Did you know that the Entertainment Software Ratings Board issued its first video game ratings twenty years ago Tuesday? On September 16th, 1994, the ESRB’s first set of ratings included such games as Doom (for Sega 32X), Pitfall (for SNES) and Sonic Triple Trouble (for Sega Game Gear).
Over the last twenty years, the ESRB has rated tens of thousands of games, tweaked the ratings system a couple of times (they replaced Kids to Adults with Everyone and later added an E10+ category), changed the look of the ratings a couple of times and recently introduced content warnings for “interactive elements” of games.
For a look back at the history of the ESRB, they’ve released a handy infographic looking at 20 years of the ESRB and game ratings.
The Australian Classification Board’s game ratings have become something of a running joke in the gaming news media but the country is taking steps to simplify the ratings process for developers. The Australian Federal Government is currently going through the process of legislating into law changes to the ratings approach by the Classification Board.
It’s just one of those things that we gamers have come to expect.
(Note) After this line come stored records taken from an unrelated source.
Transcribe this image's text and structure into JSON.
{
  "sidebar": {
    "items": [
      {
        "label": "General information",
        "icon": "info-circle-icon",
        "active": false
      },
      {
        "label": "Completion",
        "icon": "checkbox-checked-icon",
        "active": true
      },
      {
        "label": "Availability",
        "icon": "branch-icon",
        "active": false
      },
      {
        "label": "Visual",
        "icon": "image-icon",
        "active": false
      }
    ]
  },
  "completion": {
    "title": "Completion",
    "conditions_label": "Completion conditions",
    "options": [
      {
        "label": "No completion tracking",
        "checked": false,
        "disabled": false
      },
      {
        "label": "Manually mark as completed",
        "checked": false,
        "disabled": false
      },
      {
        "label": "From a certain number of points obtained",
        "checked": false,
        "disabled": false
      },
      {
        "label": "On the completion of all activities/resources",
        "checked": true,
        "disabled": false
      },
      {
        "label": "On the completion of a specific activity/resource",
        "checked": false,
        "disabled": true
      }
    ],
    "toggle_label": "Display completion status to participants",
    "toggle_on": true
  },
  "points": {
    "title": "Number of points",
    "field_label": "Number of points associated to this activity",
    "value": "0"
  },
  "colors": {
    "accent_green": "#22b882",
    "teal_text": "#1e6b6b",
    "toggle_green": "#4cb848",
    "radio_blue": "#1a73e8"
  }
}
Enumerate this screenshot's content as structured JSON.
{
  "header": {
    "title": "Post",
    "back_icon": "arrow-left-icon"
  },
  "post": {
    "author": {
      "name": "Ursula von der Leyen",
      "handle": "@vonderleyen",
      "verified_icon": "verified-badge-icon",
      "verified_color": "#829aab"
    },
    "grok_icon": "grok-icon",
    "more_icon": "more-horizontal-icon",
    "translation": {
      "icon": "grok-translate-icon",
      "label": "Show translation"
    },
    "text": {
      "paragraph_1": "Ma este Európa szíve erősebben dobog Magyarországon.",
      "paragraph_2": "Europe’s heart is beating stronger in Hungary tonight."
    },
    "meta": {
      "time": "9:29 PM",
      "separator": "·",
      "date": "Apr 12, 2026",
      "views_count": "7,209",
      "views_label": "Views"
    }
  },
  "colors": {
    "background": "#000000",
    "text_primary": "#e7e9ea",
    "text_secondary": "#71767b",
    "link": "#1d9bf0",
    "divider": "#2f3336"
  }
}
Any time that video games are even tangentially related to a violent crime, the mainstream media will jump on that as a reason for the commission of that crime, regardless of the numerous studies that show no causative relationship between video game violence and real violence.
The latest case of the persecution of video games and gamers comes from Louisiana where an 8-year-old boy shot his grandmother in the head. The East Feliciana Parish Sheriff’s Department have strongly implied that the boy playing Grand Theft Auto IV led to the shooting.